AB - Laser surface texturing of polycrystalline zinc in bulk form and as galvanised coatings is performed with single, as well as multiple nanosecond and picosecond laser pulses at a wavelength of 1030 nm. By varying the laser fluence over a wide range, as well as varying the number of pulses on the same location, thousands of ablated craters can be fabricated and their morphology studied. From the analysis thereof, it can be concluded that, within the boundaries of our experimental (laser) conditions, ablated craters always show molten features. Depending on the pulse fluence and duration, the final solidifed morphology can feature jets with meso- and micro scale spherical endings, micro rims and protrusions, as well as nano-roughness or a rim around the ablated crater. If the laser fluence is high, one observes the evidence of surface waves and finger formation, resulted from different types of hydrodynamic instablity. In contrast to nanosecond laser processing, it is found that craters formed using picosecond pulses deviate significantly from the Gaussian shape of the laser intensity distribution at high laser intensity, due to different temperature gradients in the electronic and lattice subsystems.

KW - ultrashort laser

KW - surface morphology

KW - polycrystalline zinc

KW - coated steel

KW - Laser ablation

M3 - Paper

ER -
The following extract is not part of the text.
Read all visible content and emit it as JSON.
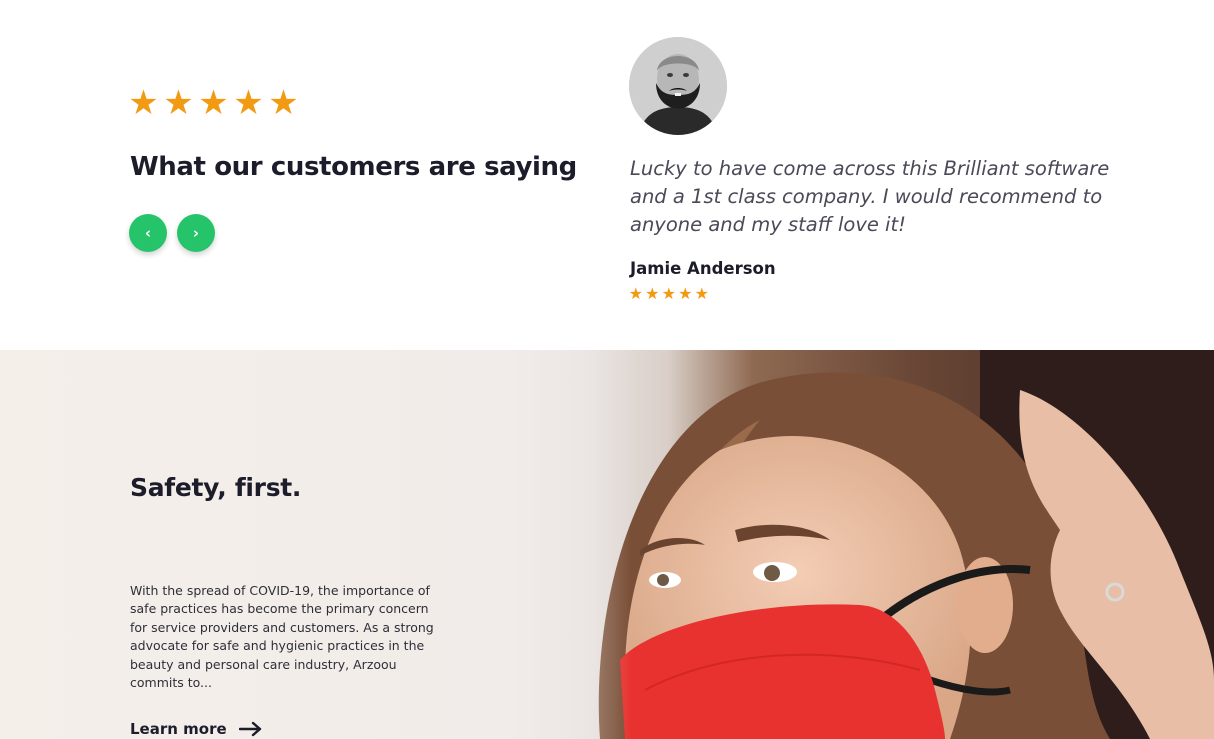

Mustafa H, Jalaal M, Ya W, Ur Rahman N, Matthews DTA, Römer GRBE. Short and ultrashort pulsed laser processing of zinc: Resolidification morphology of ablated craters. 2018. Paper presented at 19th International Symposium on Laser Precision Microfabrication 2018, Edinburgh, United Kingdom.